─── Data records

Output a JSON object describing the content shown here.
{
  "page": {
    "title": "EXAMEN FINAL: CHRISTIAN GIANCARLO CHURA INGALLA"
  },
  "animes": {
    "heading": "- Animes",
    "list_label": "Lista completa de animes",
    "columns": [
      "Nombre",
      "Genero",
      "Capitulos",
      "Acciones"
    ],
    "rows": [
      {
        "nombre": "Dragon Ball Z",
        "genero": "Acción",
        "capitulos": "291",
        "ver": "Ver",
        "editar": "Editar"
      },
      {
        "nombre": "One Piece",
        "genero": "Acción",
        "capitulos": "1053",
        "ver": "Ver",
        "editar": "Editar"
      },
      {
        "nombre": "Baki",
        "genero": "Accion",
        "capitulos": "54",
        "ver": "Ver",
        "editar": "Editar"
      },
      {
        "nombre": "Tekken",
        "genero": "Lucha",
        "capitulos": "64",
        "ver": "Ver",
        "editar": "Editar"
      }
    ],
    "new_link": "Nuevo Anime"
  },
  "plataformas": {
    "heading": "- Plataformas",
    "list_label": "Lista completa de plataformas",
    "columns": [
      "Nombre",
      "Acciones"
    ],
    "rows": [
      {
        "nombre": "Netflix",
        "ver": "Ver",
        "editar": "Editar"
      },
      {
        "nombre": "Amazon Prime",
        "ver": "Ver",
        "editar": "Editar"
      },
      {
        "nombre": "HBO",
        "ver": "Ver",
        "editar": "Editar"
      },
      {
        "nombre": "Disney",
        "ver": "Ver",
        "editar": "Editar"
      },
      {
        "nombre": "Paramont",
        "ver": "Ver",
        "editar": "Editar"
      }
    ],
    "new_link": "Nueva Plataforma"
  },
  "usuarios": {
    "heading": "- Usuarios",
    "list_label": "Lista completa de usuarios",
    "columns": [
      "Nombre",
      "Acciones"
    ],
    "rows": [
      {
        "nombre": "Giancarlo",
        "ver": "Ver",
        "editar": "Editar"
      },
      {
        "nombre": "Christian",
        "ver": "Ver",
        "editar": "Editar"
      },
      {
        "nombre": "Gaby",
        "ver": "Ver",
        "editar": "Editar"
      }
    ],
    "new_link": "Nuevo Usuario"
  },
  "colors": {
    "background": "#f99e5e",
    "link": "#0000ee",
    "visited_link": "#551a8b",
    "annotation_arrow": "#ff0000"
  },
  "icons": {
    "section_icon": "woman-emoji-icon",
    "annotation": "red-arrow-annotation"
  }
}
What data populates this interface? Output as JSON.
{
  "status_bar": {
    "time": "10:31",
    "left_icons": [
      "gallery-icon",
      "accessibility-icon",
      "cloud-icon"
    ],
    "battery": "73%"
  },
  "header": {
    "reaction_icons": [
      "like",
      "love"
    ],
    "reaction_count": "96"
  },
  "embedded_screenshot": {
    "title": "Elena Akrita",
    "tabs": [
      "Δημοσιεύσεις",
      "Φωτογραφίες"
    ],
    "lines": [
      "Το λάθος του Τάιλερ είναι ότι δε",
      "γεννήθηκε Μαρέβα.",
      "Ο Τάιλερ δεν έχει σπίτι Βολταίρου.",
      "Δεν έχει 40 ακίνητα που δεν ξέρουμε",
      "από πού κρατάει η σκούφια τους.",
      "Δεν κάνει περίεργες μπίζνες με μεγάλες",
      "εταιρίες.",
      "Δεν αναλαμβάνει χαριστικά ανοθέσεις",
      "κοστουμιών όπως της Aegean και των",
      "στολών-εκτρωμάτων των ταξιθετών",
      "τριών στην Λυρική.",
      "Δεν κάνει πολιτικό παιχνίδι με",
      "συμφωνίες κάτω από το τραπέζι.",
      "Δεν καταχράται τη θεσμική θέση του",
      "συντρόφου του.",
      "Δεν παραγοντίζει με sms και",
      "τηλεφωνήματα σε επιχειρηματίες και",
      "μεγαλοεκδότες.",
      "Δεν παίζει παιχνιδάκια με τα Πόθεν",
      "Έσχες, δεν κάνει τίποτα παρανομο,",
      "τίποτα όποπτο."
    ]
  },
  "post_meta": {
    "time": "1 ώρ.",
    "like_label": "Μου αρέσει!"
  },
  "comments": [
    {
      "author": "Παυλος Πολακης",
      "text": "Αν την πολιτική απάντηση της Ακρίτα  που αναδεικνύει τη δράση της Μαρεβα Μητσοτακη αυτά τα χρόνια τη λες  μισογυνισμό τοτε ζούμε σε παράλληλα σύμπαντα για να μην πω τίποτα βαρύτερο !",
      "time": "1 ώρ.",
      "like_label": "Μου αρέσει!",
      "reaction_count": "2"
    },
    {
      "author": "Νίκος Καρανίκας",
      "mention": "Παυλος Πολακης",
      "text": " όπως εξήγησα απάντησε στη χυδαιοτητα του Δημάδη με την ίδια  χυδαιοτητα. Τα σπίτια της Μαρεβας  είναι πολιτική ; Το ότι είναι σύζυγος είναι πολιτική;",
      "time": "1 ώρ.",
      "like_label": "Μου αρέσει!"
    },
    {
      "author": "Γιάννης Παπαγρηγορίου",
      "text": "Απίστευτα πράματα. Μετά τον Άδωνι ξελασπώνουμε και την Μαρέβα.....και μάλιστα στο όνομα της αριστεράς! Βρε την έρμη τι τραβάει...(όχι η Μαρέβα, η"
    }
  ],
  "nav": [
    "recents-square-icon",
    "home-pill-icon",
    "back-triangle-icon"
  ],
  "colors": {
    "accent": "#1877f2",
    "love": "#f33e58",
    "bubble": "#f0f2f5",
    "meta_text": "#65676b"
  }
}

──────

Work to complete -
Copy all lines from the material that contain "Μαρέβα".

Exercise response -
      "γεννήθηκε Μαρέβα.",
      "text": "Απίστευτα πράματα. Μετά τον Άδωνι ξελασπώνουμε και την Μαρέβα.....και μάλιστα στο όνομα της αριστεράς! Βρε την έρμη τι τραβάει...(όχι η Μαρέβα, η"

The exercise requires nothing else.